Willamette Law Online

Intellectual Property


ListPreviousNext


Engenium Solutions v. Symphonic Techs.

Summarized by: 

Date Filed: 02-15-2013
Case #: H-10-4412
Keith P. Ellison, United States District Judge
Full Text Opinion: http://docs.justia.com/cases/federal/district-courts/texas/txsdce/4:2010cv04412/823735/178/

Copyright: In a claim of literal infringement of software a court uses a filtration-comparison analysis rather than the abstraction-filtration-comparison test used in non-literal software copyright claims.

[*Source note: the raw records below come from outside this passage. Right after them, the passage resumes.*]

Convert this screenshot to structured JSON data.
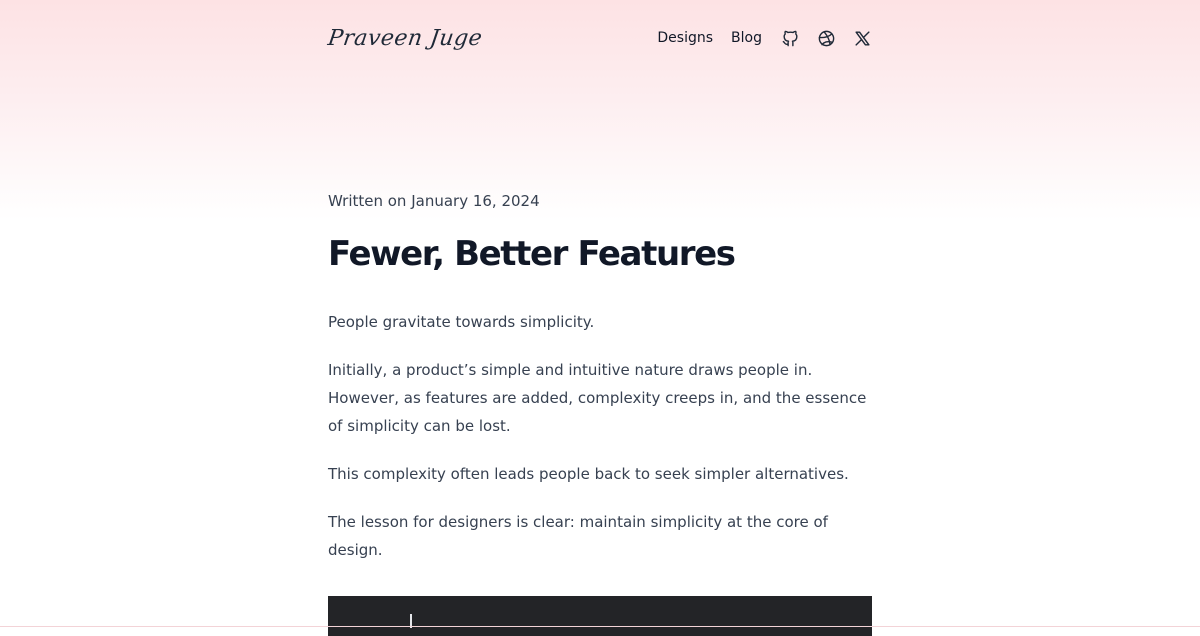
{
  "header": {
    "logo_text": "Praveen Juge",
    "nav": [
      {
        "label": "Designs"
      },
      {
        "label": "Blog"
      }
    ],
    "icons": [
      "github-icon",
      "dribbble-icon",
      "x-icon"
    ]
  },
  "post": {
    "written_on": "Written on January 16, 2024",
    "title": "Fewer, Better Features",
    "paragraphs": [
      "People gravitate towards simplicity.",
      "Initially, a product’s simple and intuitive nature draws people in. However, as features are added, complexity creeps in, and the essence of simplicity can be lost.",
      "This complexity often leads people back to seek simpler alternatives.",
      "The lesson for designers is clear: maintain simplicity at the core of design."
    ]
  },
  "colors": {
    "accent_gradient_top": "#fde2e4",
    "text_dark": "#111827",
    "text_body": "#374151",
    "image_bg": "#232427"
  }
}
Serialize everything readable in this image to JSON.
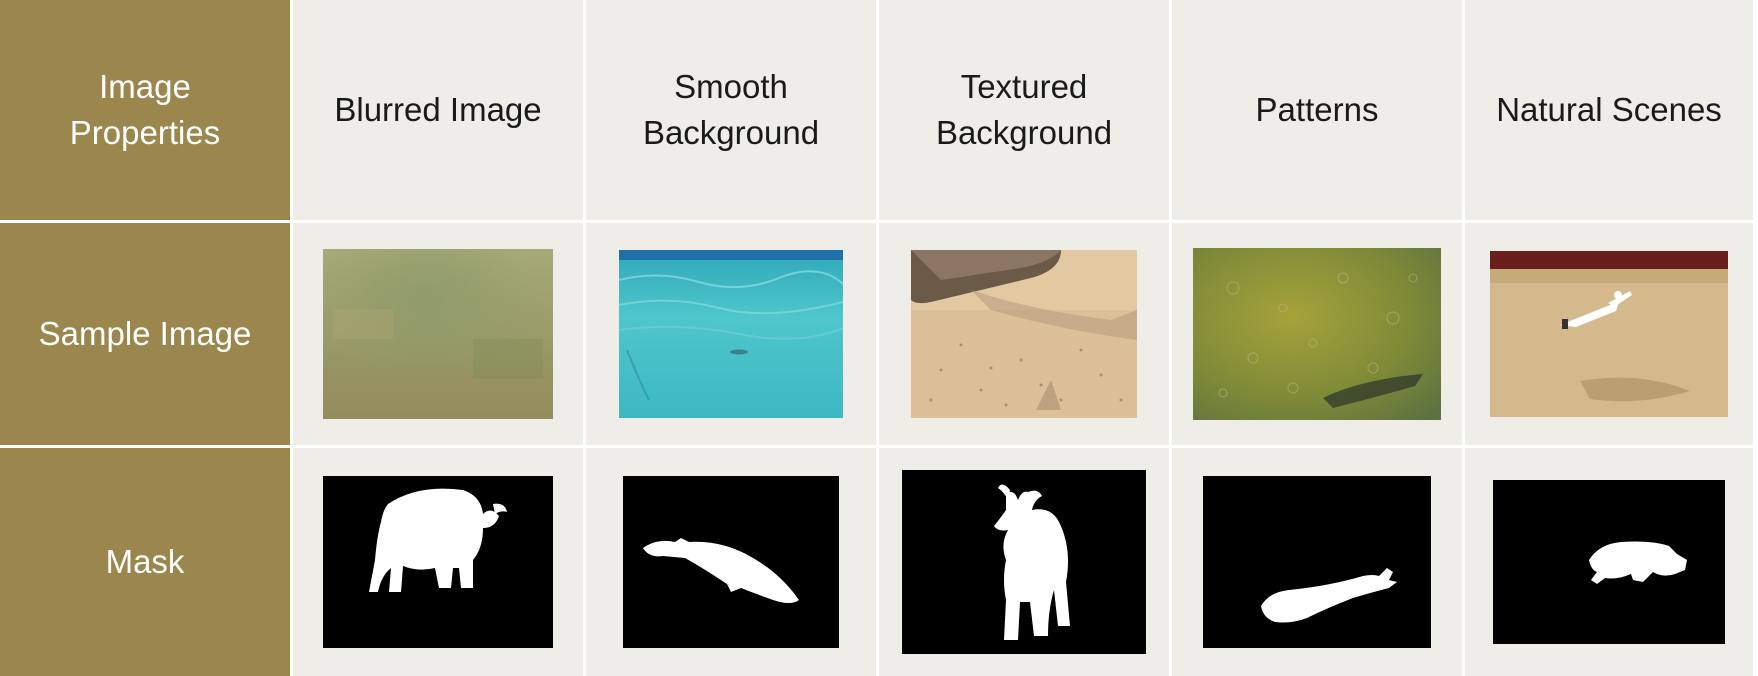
{
  "row_headers": {
    "properties": "Image\nProperties",
    "sample": "Sample Image",
    "mask": "Mask"
  },
  "columns": [
    {
      "label": "Blurred Image",
      "sample_icon": "grass-field-image",
      "mask_icon": "buffalo-mask"
    },
    {
      "label": "Smooth\nBackground",
      "sample_icon": "pool-water-image",
      "mask_icon": "whale-mask"
    },
    {
      "label": "Textured\nBackground",
      "sample_icon": "sand-log-image",
      "mask_icon": "goat-mask"
    },
    {
      "label": "Patterns",
      "sample_icon": "green-water-fish-image",
      "mask_icon": "fish-mask"
    },
    {
      "label": "Natural Scenes",
      "sample_icon": "sand-arena-diver-image",
      "mask_icon": "dog-mask"
    }
  ],
  "colors": {
    "header_bg": "#9b874e",
    "cell_bg": "#efede8",
    "mask_bg": "#000000",
    "mask_fg": "#ffffff"
  }
}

Opinion (Ellison): Kartik Shetty and Steve Carr formed Engenium in 2006. Carr developed Engenium Scheduling Workbench (Workbench) while working for Engenium. Workbench is a scheduling and maintenance software program, which is compatible with SAP. In 2010, Carr resigned from Engenium after forming Symphonic. Symphonic developed a scheduling software called Harmonix, which is also compatible with SAP. Engenium filed suit, claiming, among other things, Symphonic infringed their Workbench copyrights when they created Harmonix. Engenium claimed literal infringement of the source code. The Court determined that the abstraction element of the abstraction-filtration-comparison analysis should not be used to determine substantial similarity in a literal infringement claim. The Court retained the filtration and comparison elements of the analysis. Using this analysis the Court found substantial similarity between the copyrightable elements in Workbench and Harmonix. The Court GRANTED Plaintiff’s Partial Motion for Summary Judgment.